With such a quantitative in the city for a normative yardstick on war and peace nations, the validity problem becomes insurmountable. The fact that the United States joined in the Second World War made the country more judiciously measured by such a scale. Ebbing ends up in the kind of absurdity that thinker Charles Taylor dealt with in an analysis of the outrage. With a purely quantitative freedom movement, in the absence of obstacles, Communist-Albania at that time was a far more free country than England as there were fewer physical obstacles there, among others there were more traffic lights in England that hinder the freedom of drivers. With Ebbing's war index, North Korea also hosts a far more peaceful country than Norway, which has been involved in interventions lately. Shall we say North Korea is 2 percent more peaceful? But peace in North Korean would rather not have the left opposition in the SV.

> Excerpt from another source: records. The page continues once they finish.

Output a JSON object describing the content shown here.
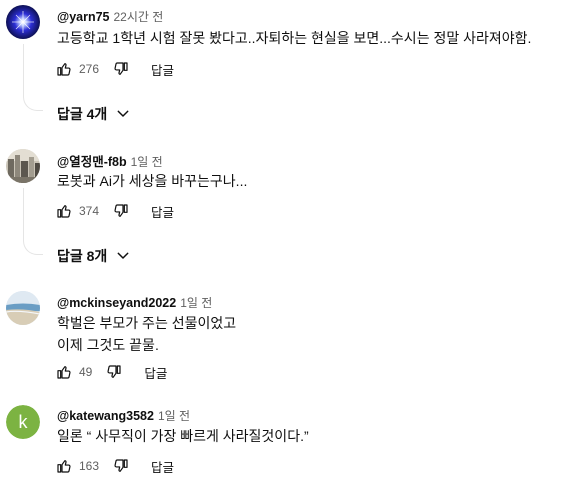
{
  "comments": [
    {
      "author": "@yarn75",
      "time": "22시간 전",
      "text": "고등학교 1학년 시험 잘못 봤다고..자퇴하는 현실을 보면...수시는 정말 사라져야함.",
      "likes": "276",
      "reply_label": "답글",
      "replies_label": "답글 4개",
      "avatar_icon": "starburst-avatar-icon"
    },
    {
      "author": "@열정맨-f8b",
      "time": "1일 전",
      "text": "로봇과 Ai가 세상을 바꾸는구나...",
      "likes": "374",
      "reply_label": "답글",
      "replies_label": "답글 8개",
      "avatar_icon": "cityscape-avatar-icon"
    },
    {
      "author": "@mckinseyand2022",
      "time": "1일 전",
      "text": "학벌은 부모가 주는 선물이었고\n이제 그것도 끝물.",
      "likes": "49",
      "reply_label": "답글",
      "avatar_icon": "beach-avatar-icon"
    },
    {
      "author": "@katewang3582",
      "time": "1일 전",
      "text": "일론 “ 사무직이 가장 빠르게 사라질것이다.”",
      "likes": "163",
      "reply_label": "답글",
      "avatar_letter": "k",
      "avatar_color": "#7cb342"
    }
  ]
}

So what with foreign policy in general and SV's values. Prio director Stein Tønneson points out that the main choice when it comes to strategy for the new government, is on the one hand symbolic politics – to declare that now there really is a different kind of policy, that is! – or to tone down the statements, but then work long-term and establish course changes quietly within the framework of realpolitik (Verden i dag, NRK 8/10). Symbolic politics will mean small real changes. Tønneson is right that the only sensible strategy is to curb the rhetoric – but change the course. It is in connection with foreign policy disputes that the left-wing opposition in SV does most of its work. But in reality, their protests may not contribute to anything other than preventing them from wanting the changes.

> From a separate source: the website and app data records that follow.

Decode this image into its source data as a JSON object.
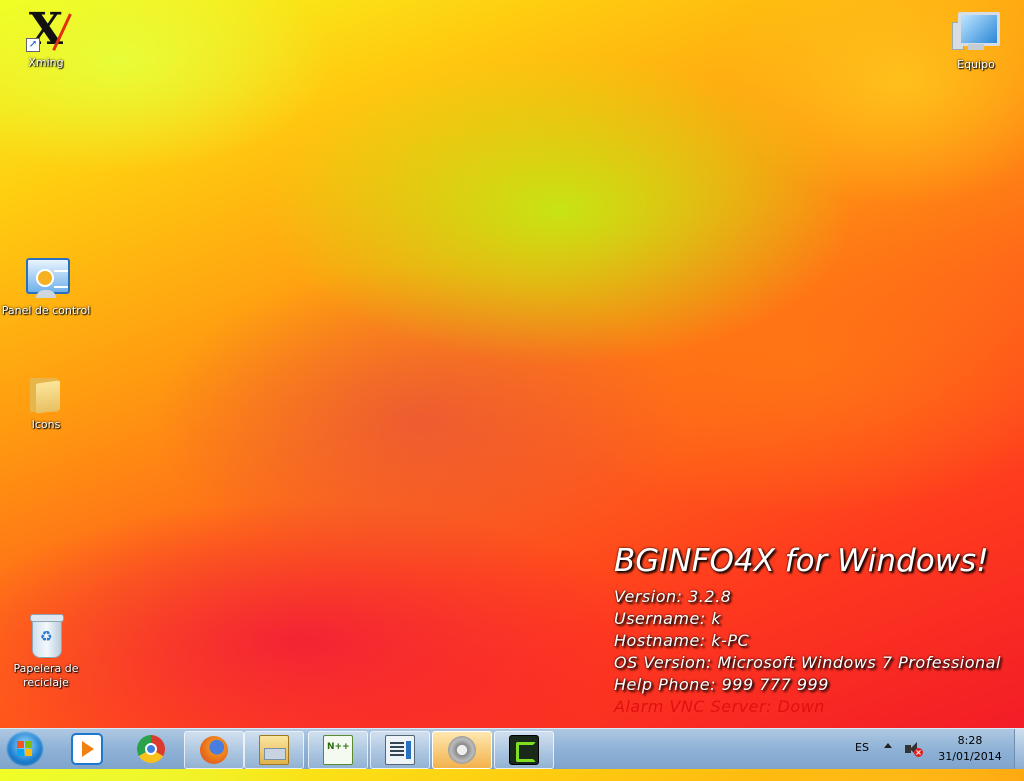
{
  "desktop": {
    "icons": [
      {
        "label": "Xming",
        "icon": "xming-icon"
      },
      {
        "label": "Equipo",
        "icon": "computer-icon"
      },
      {
        "label": "Panel de control",
        "icon": "control-panel-icon"
      },
      {
        "label": "Icons",
        "icon": "folder-icon"
      },
      {
        "label": "Papelera de reciclaje",
        "icon": "recycle-bin-icon"
      }
    ]
  },
  "bginfo": {
    "title": "BGINFO4X for Windows!",
    "lines": [
      "Version: 3.2.8",
      "Username: k",
      "Hostname: k-PC",
      "OS Version: Microsoft Windows 7 Professional",
      "Help Phone: 999 777 999",
      "Alarm VNC Server: Down"
    ],
    "alarm_color": "#e01010"
  },
  "taskbar": {
    "start_icon": "windows-start-icon",
    "apps": [
      {
        "name": "Windows Media Player",
        "icon": "media-player-icon",
        "state": "pinned"
      },
      {
        "name": "Google Chrome",
        "icon": "chrome-icon",
        "state": "pinned"
      },
      {
        "name": "Firefox",
        "icon": "firefox-icon",
        "state": "open"
      },
      {
        "name": "Windows Explorer",
        "icon": "explorer-icon",
        "state": "open"
      },
      {
        "name": "Notepad++",
        "icon": "notepad-plus-plus-icon",
        "state": "open"
      },
      {
        "name": "Window",
        "icon": "window-icon",
        "state": "open"
      },
      {
        "name": "Settings",
        "icon": "settings-icon",
        "state": "active"
      },
      {
        "name": "Greenshot",
        "icon": "greenshot-icon",
        "state": "open"
      }
    ],
    "tray": {
      "language": "ES",
      "time": "8:28",
      "date": "31/01/2014"
    }
  }
}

In a central foreign policy matter is the left-wing opposition in SV aligned with the party leadership and all the members of the central board: the EU case. For the only ones who are not as massive against the EU as the party's governing body, are the party's voters. Half of SV's voters probably think that the rationality of the stated objectives of international cooperation, the management of global capitalism and greater independence seem to the United States to be part of the EU in terms of security policy. The Labor Party, in contrast to SV (and RV), is in favor of EU membership. Here I admit that I do not understand the logic of SV. For me, it is one of the mysteries of politics how SV thinks that global political tools should be developed without institutions with a certain supranationality, – such as the EU.

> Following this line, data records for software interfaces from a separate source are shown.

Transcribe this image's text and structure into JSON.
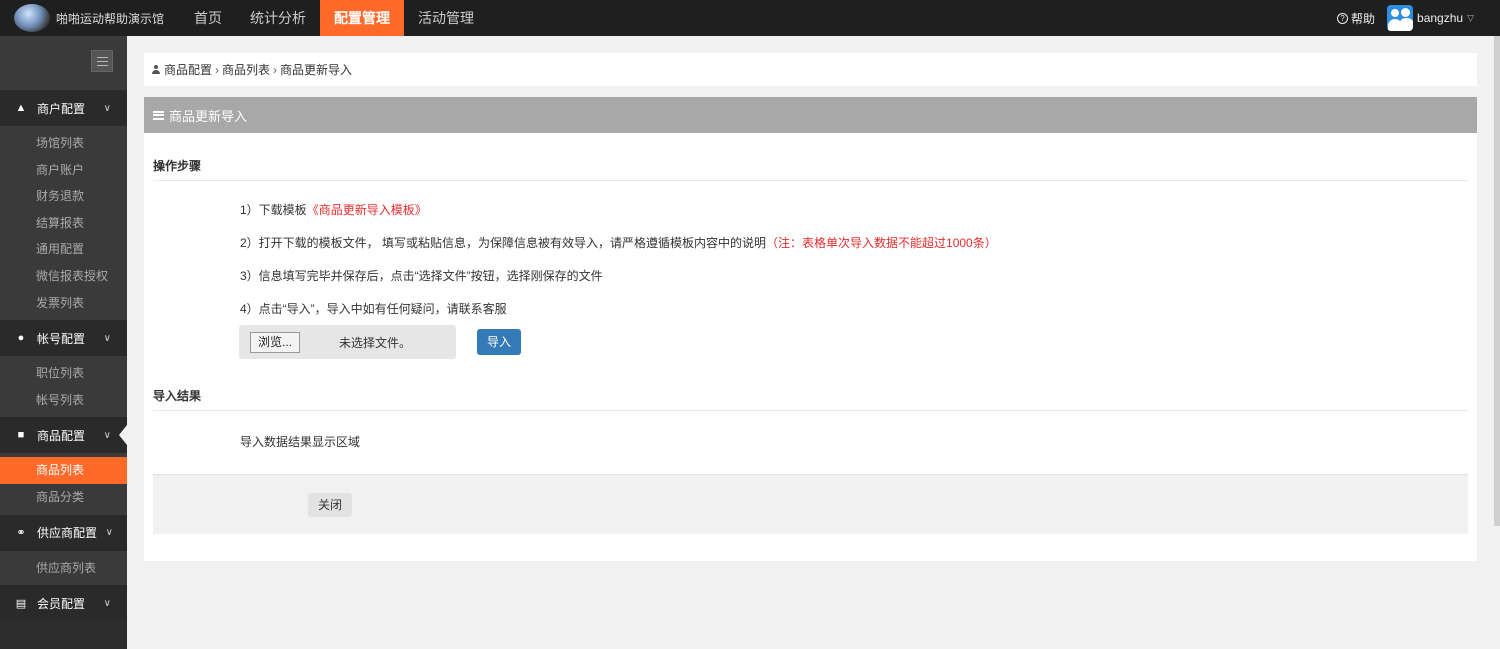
{
  "header": {
    "brand": "啪啪运动帮助演示馆",
    "nav": [
      {
        "label": "首页",
        "active": false
      },
      {
        "label": "统计分析",
        "active": false
      },
      {
        "label": "配置管理",
        "active": true
      },
      {
        "label": "活动管理",
        "active": false
      }
    ],
    "help_label": "帮助",
    "username": "bangzhu"
  },
  "sidebar": {
    "groups": [
      {
        "label": "商户配置",
        "icon": "home-icon",
        "items": [
          "场馆列表",
          "商户账户",
          "财务退款",
          "结算报表",
          "通用配置",
          "微信报表授权",
          "发票列表"
        ]
      },
      {
        "label": "帐号配置",
        "icon": "user-icon",
        "items": [
          "职位列表",
          "帐号列表"
        ]
      },
      {
        "label": "商品配置",
        "icon": "gift-icon",
        "items": [
          "商品列表",
          "商品分类"
        ],
        "active_item": "商品列表"
      },
      {
        "label": "供应商配置",
        "icon": "link-icon",
        "items": [
          "供应商列表"
        ]
      },
      {
        "label": "会员配置",
        "icon": "id-card-icon",
        "items": []
      }
    ]
  },
  "breadcrumb": [
    "商品配置",
    "商品列表",
    "商品更新导入"
  ],
  "panel": {
    "title": "商品更新导入",
    "steps_title": "操作步骤",
    "step1_prefix": "1）下载模板",
    "step1_link": "《商品更新导入模板》",
    "step2_text": "2）打开下载的模板文件， 填写或粘贴信息，为保障信息被有效导入，请严格遵循模板内容中的说明",
    "step2_note": "（注：表格单次导入数据不能超过1000条）",
    "step3_text": "3）信息填写完毕并保存后，点击“选择文件”按钮，选择刚保存的文件",
    "step4_text": "4）点击“导入”，导入中如有任何疑问，请联系客服",
    "browse_label": "浏览...",
    "file_status": "未选择文件。",
    "import_label": "导入",
    "result_title": "导入结果",
    "result_placeholder": "导入数据结果显示区域",
    "close_label": "关闭"
  },
  "colors": {
    "accent": "#ff6a2b",
    "primary_button": "#337ab7",
    "warning_text": "#e52d2d",
    "sidebar_bg": "#2d2d2d",
    "topbar_bg": "#1f1f1f"
  }
}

If the EU case is held outside, the review indicates that the value base of the SV can be about both a left and a right wing. Therefore, I finally allowed myself to come up with a reassurance: The internal counterweight to the left opposition in the SV must be clearer. Once again, the left opposition is perceived to threaten the seriousness of the SV, is the risk that it will flee voters in the numbers from the SV to the Labor Party. In the last election, SV (net) lost about as many voters to RV as to Frp. SV lost 6-7 more times to Ap. Thus, the major welfare trips in the SV do not take place mainly between the SV and the RV, which some people seem to threaten, but between the SV and the Labor Party.
A left opposition which, in the city of criticizing other parties, often goes out and criticizes their own party leadership, may in future be far more detrimental to the SV when we are hopefully hosted in a government coalition. For this reason, SV needs a clear right-wing opposition that, when it needs to, counter the Left opposition internally. Who knows: In a few years it might be a jumble to become an EU member of the party's central government!
Svein Tuastad is a member of Sandnes SV, and former tenant of Rogaland Attac. He works as a state lecturer at the University of Stavanger and will soon finish a dissertation on Norwegian post-war politics in the light of normative political theory.